The work Three Sonnets was composed in 1992, obeying a multiple commission from Colgate University in New York, the now unfortunately extinct Joint US-Spanish Committee for cultural and educational cooperation, and the Cultural Cooperation Program between the Spanish Ministry of Culture and American Universities, on the occasion of the celebration of the V Centenary of the Discovery of America. Two important promoters were behind the commission, both professors at Colgate University: the violinist-violist Laura Klugherz, and the professor of Romance Languages, Robert Hathaway. This notably influenced the approaches of the piece, both musical and literary.

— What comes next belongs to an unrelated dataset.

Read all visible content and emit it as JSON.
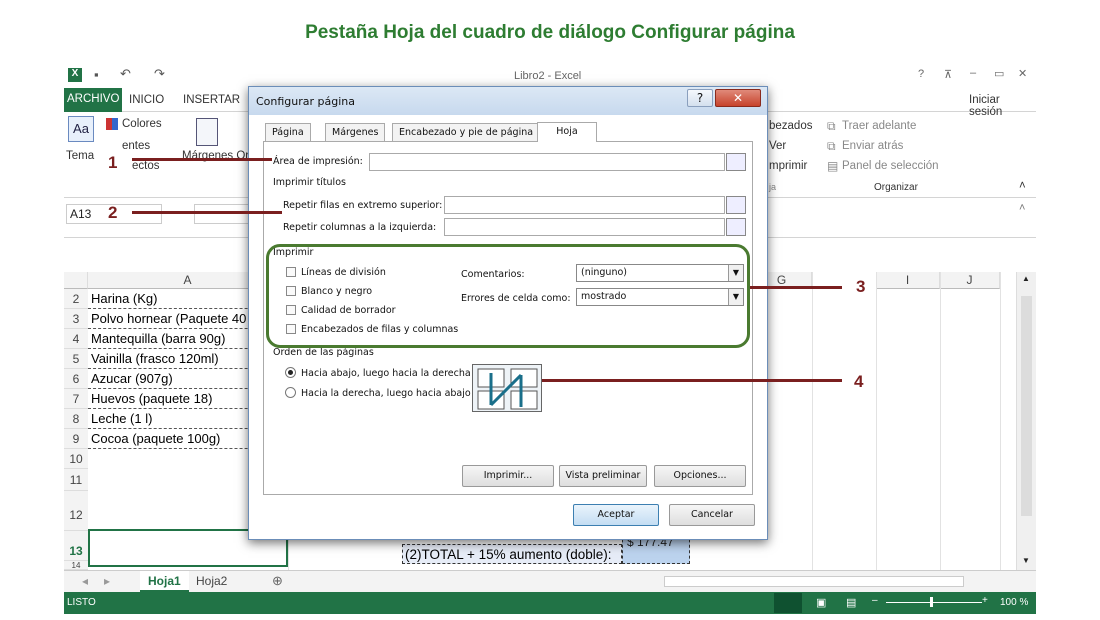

Violinist-Violist Laura Klugherz
Professor of Romance Languages Robert Hathaway (+2013)
The remembrance of the past that the celebration of the V Centenary meant led me to an intense search among the extensive work of the three leading figures of our "Golden Age", which in turn led to the choice of three sonnets that, despite nearly four centuries that weigh on them, result in an amazing modernity: in the first of them, Lope de Vega uses individual verses from different sonnets and authors, in a delirious mixture of four simultaneous languages: each verse is treated in the form of a differentiated section of the rest, in the musical.
Manuscript of Lope de Vega (Durán-Masaveu Codex, 1629-1631)
In the second sonnet chosen, Luis de Góngora alludes to Lope's sonnet used for the first movement, in a mockery that acquires cruel sarcastic overtones by using the so-called "broken-foot" verses, from which the last syllable of second-to-last or third-to-last setressed words that, consequently, are acute, being impossible not to "understand" the missing syllables, which produces a strange sensation between the real rhyme that we hear and the one that would have occurred if the suppression had not been made. Musically, this tries to show itself in some moments in which the expectation generated by the speech does not come to pass. In addition, for the instrumental part five other sonnets by Góngora have been used here, as the basis of a texture in which the verses have been rearranged, undoing the characteristic hyperbatos, set to music in this way, and later recomposed according to the original syntactic ordering, with the text deleted.
An edition of the 18th century of the Satirical sonnets by Góngora
The last sonnet is perhaps the most surprising sample of Quevedo's genius, in which a deep philosophical reflection on time is carried out in poetic terms, which goes through an amazing use of language that, according to José Manuel Blecua, defies the norms most severe of the grammar of all time in the line "I am a was, and a will be, and an is tired".
Primera edición del Parnaso Español de Quevedo (1648)
This third sonnet is developed on material from an immediately previous instrumental work, Túmulo de la Mariposa, also based on a poem by Quevedo, which, although it was composed in 1991, was not premiered until March 1993 at the Instituto Cervantes in Paris, by the Manón Ensemble.
Colgate Memorial Chapel at Colgate University (Hamilton, New York)
The Three Sonnets are dedicated to Laura Klugherz. Conceived for a medium-low voice, violín/viola, clarinet/bass clarinet and piano, they were premiered by said interpreter together with the pianist María Rosa Greco, the clarinetist Timothy Perry and the baritone Ramón Figueroa, on September 9, 1992, at the Colgate Memorial Chapel of the Colgate University of New York, being later interpreted in other American university centers. The premiere of the viola version of the Two Duets, originally composed in 1988 for cello and piano, took place at the same concert.
Cover and program of the concert including the premiere of Tres Sonetos and the viola version of Dos Duetos
Recording (Spanish premiere): María Luz Fernández Candocia (mezzosoprano), Laura Klugherz (violin/viola), Oriol Romaní (clarinet/bass clarinet) y María Rosa Greco (piano).
Madrid, Hall of Columns of the Circle of Fine Arts, March 13, 1994
I. De versos diferentes, tomados de Horacio, Ariosto, Petrarca, Camoes, Tasso, El Serafino, Boscán y Garcilaso II. A Lope de Vega III. Represéntase la brevedad de lo que se vive y cuán nada parece lo que se vivió
In 2012 the German musicologist Christine Faist participated in the Das Sonett und die Musik Symposium. Poetiken, Konjunkturen, Transformationen, Reflexionen, held at the University of Heidelberg, with his study Musikalische (Inter)Text- und Formreflexionen im Spannungsfeld von Tradition und Innovation: "Tres Sonetos" von José Luis Turina (*1952), published by the Universit&äauml;tsverlag Winter (Heidelberg) in 2016.
On December 18, 2013, Christine Faist gave a conference on the Tres Sonetos in the Music Classroom of the Faculty of Education of the University of Castilla-La Mancha (Ciudad Real), of which there has been a full record through the following video recording: